Guinney J, Dienstmann R, Wang X, de Reyniès A, Schlicker A, Soneson C, et al. The consensus molecular subtypes of colorectal cancer. Nat Med. 2015;21(11):1350–6. https://doi.org/10.1038/nm.3967 Epub 2015 Oct 12. PMID: 26457759; PMCID: PMC4636487.
Schmieder R, Hoffmann J, Becker M, Bhargava A, Müller T, Kahmann N, et al. Regorafenib (BAY 73-4506): antitumor and antimetastatic activities in preclinical models of colorectal cancer. Int J Cancer. 2014;135(6):1487–96. https://doi.org/10.1002/ijc.28669 Epub 2014 Apr 17. PMID: 24347491; PMCID: PMC4277327.
Yu J, Green MD, Li S, Sun Y, Journey SN, Choi JE, et al. Liver metastasis restrains immunotherapy efficacy via macrophage-mediated T cell elimination. Nat Med. 2020;27(1):152–64. https://doi.org/10.1038/s41591-020-1131-x.
We thank Dr. Diego Chowell for his helpful feedback on this commentary.
Devabhaktuni Srikrishna is a co-founder of Breakbio Corp. which is researching novel immunotherapy combinations for Microsatellite Stable Metastatic Colorectal Cancer (MSS-mCRC). Kris Sachsenmeier has held and holds positions in translational research at AstraZeneca and Takeda Oncology, respectively, and is an unpaid advisor to Breakbio Corp.
Springer Nature remains neutral with regard to jurisdictional claims in published maps and institutional affiliations.
About this article
Cite this article
Srikrishna, D., Sachsenmeier, K. We need to bring R0 < 1 to treat cancer too.
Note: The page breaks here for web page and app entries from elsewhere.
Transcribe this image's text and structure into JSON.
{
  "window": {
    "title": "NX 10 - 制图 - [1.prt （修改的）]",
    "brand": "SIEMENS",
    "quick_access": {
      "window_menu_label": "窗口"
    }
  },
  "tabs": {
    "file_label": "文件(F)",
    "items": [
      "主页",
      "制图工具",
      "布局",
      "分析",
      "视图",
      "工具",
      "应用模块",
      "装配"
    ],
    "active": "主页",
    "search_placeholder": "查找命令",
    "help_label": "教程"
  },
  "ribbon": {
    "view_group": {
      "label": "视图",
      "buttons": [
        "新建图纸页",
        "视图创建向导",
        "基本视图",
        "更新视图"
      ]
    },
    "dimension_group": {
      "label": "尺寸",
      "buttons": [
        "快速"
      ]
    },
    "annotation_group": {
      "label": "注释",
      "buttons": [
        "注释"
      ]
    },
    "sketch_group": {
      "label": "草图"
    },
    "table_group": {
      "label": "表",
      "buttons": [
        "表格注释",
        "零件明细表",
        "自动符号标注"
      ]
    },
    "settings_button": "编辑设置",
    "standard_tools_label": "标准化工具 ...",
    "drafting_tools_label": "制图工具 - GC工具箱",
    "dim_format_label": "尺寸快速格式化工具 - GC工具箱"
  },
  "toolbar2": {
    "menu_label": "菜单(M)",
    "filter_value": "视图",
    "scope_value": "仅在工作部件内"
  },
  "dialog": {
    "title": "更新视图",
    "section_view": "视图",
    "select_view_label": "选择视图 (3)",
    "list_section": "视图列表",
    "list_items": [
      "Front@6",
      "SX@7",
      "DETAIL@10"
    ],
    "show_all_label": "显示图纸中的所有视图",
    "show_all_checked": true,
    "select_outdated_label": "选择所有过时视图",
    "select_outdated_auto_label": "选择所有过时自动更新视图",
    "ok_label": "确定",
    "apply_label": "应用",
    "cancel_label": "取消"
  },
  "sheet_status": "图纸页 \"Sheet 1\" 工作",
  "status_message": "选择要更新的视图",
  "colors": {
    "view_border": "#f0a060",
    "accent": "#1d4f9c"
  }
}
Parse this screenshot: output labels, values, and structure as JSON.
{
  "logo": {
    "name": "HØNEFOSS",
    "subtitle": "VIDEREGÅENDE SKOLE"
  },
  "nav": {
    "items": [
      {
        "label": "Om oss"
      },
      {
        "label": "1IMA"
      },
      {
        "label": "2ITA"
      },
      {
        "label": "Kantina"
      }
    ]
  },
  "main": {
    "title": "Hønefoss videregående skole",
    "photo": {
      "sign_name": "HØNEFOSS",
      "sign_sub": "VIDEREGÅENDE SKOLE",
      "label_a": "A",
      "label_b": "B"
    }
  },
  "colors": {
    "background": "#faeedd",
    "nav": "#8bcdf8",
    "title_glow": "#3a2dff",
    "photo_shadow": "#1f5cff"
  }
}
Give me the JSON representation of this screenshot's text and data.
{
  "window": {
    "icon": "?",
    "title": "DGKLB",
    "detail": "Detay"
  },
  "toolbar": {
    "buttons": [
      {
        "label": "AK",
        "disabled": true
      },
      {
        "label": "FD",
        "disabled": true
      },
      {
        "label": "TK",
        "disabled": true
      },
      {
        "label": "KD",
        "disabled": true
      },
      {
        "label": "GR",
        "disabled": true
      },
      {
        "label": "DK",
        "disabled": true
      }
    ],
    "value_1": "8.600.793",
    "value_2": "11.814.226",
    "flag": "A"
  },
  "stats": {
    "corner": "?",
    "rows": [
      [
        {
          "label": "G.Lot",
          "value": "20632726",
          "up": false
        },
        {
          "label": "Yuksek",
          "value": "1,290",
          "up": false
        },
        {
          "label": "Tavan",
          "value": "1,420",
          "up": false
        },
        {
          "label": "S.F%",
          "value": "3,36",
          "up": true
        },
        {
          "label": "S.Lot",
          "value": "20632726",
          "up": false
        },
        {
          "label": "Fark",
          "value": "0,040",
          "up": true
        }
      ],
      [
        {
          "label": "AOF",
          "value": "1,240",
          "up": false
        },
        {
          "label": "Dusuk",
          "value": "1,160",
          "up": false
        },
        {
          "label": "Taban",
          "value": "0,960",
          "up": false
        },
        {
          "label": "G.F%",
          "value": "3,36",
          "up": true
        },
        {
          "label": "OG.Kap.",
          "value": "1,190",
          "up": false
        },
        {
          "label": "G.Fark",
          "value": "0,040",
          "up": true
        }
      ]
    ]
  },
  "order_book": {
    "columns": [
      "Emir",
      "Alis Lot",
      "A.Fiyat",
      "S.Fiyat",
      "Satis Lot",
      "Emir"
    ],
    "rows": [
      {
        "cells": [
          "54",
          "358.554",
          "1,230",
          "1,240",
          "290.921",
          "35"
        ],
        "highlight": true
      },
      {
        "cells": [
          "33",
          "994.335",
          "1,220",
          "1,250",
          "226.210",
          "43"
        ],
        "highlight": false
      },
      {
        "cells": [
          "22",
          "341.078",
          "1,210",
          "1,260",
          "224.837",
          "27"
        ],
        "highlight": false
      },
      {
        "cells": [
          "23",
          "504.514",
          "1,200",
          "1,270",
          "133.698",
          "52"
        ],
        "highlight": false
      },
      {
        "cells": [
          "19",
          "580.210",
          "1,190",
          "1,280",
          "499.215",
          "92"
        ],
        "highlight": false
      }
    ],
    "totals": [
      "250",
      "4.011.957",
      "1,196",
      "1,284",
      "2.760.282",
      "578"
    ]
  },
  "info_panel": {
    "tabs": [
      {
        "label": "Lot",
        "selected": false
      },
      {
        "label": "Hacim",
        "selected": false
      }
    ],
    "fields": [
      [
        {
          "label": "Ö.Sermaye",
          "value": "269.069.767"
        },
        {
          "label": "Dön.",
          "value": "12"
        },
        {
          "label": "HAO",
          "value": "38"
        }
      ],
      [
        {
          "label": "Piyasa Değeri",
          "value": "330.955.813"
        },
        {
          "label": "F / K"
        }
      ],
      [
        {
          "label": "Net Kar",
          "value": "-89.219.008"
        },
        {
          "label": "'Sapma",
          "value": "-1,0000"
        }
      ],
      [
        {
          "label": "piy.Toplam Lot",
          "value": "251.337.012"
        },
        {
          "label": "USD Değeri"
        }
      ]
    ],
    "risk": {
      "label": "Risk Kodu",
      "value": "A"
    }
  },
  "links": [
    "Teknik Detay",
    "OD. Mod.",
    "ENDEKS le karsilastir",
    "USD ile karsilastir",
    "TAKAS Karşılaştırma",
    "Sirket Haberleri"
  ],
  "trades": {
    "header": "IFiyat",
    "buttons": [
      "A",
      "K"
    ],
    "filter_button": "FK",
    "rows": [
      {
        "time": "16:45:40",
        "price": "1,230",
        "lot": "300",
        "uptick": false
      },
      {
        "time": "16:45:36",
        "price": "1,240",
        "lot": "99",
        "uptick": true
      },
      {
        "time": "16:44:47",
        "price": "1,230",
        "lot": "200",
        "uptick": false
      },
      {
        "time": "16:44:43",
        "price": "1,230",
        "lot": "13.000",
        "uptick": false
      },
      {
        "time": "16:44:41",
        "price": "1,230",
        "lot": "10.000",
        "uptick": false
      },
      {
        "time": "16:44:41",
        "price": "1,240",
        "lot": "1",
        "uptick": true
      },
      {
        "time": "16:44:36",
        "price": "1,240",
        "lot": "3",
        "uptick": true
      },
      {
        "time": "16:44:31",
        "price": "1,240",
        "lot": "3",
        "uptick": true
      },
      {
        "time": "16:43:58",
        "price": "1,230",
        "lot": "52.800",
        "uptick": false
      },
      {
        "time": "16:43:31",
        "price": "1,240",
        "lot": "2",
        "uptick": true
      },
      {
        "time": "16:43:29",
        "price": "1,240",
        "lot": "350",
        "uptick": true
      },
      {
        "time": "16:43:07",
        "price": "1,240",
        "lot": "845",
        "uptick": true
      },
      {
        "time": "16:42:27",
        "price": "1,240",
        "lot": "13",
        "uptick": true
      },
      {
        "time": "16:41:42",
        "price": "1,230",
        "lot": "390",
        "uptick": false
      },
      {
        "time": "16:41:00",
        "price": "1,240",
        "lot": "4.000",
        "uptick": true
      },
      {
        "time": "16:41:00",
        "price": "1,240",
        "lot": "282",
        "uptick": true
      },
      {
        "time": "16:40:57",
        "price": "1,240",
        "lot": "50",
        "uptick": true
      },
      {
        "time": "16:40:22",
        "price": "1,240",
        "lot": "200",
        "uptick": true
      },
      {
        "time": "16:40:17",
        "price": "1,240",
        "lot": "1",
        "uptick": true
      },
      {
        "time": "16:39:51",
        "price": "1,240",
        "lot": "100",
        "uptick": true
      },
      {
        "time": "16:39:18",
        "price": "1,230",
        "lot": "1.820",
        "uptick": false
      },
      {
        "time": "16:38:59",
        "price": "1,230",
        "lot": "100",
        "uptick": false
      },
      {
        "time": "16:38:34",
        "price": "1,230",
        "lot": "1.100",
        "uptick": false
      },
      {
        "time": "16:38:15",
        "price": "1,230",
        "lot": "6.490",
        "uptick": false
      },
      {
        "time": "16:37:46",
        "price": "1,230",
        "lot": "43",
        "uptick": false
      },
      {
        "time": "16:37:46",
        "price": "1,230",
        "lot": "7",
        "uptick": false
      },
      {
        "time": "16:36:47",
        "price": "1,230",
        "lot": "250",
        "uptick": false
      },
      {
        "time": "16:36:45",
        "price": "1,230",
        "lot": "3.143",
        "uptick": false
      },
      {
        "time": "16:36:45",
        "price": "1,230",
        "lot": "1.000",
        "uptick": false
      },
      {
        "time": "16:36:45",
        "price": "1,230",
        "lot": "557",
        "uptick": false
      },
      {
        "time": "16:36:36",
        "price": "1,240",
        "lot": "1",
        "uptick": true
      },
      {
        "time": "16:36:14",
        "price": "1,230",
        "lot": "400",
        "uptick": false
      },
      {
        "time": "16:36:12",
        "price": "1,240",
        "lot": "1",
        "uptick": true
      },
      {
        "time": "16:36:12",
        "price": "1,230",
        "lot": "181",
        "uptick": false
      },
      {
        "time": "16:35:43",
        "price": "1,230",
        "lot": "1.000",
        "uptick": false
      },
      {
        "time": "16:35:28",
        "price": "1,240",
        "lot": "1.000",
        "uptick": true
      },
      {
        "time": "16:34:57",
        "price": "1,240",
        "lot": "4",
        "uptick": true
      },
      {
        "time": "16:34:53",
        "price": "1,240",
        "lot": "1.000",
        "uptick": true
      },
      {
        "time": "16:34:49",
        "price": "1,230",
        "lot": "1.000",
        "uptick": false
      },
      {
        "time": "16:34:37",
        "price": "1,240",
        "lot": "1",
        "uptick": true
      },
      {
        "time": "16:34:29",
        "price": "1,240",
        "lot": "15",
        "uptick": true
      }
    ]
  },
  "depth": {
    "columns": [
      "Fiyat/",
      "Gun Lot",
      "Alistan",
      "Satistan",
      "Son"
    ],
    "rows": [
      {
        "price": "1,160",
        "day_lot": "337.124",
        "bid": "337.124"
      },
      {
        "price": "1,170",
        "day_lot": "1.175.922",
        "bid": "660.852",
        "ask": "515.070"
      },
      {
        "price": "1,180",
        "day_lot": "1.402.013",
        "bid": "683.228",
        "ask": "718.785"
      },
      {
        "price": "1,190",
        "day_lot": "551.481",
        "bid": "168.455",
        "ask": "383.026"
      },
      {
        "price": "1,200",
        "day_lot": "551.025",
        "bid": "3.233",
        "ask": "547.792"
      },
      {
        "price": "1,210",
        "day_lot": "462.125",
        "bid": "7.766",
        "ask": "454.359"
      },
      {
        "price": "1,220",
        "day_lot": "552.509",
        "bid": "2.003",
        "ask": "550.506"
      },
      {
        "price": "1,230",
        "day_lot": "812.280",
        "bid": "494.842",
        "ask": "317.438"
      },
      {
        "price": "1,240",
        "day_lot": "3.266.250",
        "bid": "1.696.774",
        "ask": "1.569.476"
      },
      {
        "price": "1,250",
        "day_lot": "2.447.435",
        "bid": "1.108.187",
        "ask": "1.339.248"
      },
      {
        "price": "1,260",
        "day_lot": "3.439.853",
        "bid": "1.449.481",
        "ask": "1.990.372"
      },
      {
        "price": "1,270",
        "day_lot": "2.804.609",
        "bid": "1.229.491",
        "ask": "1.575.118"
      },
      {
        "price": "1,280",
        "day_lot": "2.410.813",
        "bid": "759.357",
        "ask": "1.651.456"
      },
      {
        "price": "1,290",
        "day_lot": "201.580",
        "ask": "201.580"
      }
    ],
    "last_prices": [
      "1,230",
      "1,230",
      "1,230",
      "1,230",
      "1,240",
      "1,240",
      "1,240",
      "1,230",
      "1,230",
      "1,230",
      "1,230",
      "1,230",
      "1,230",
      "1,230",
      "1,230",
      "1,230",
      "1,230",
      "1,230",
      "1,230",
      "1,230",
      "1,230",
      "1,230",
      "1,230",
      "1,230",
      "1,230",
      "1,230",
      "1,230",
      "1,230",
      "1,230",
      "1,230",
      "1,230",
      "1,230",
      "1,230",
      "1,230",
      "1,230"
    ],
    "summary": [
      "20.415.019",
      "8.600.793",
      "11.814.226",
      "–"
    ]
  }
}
Genome Med 13, 120 (2021). https://doi.org/10.1186/s13073-021-00940-9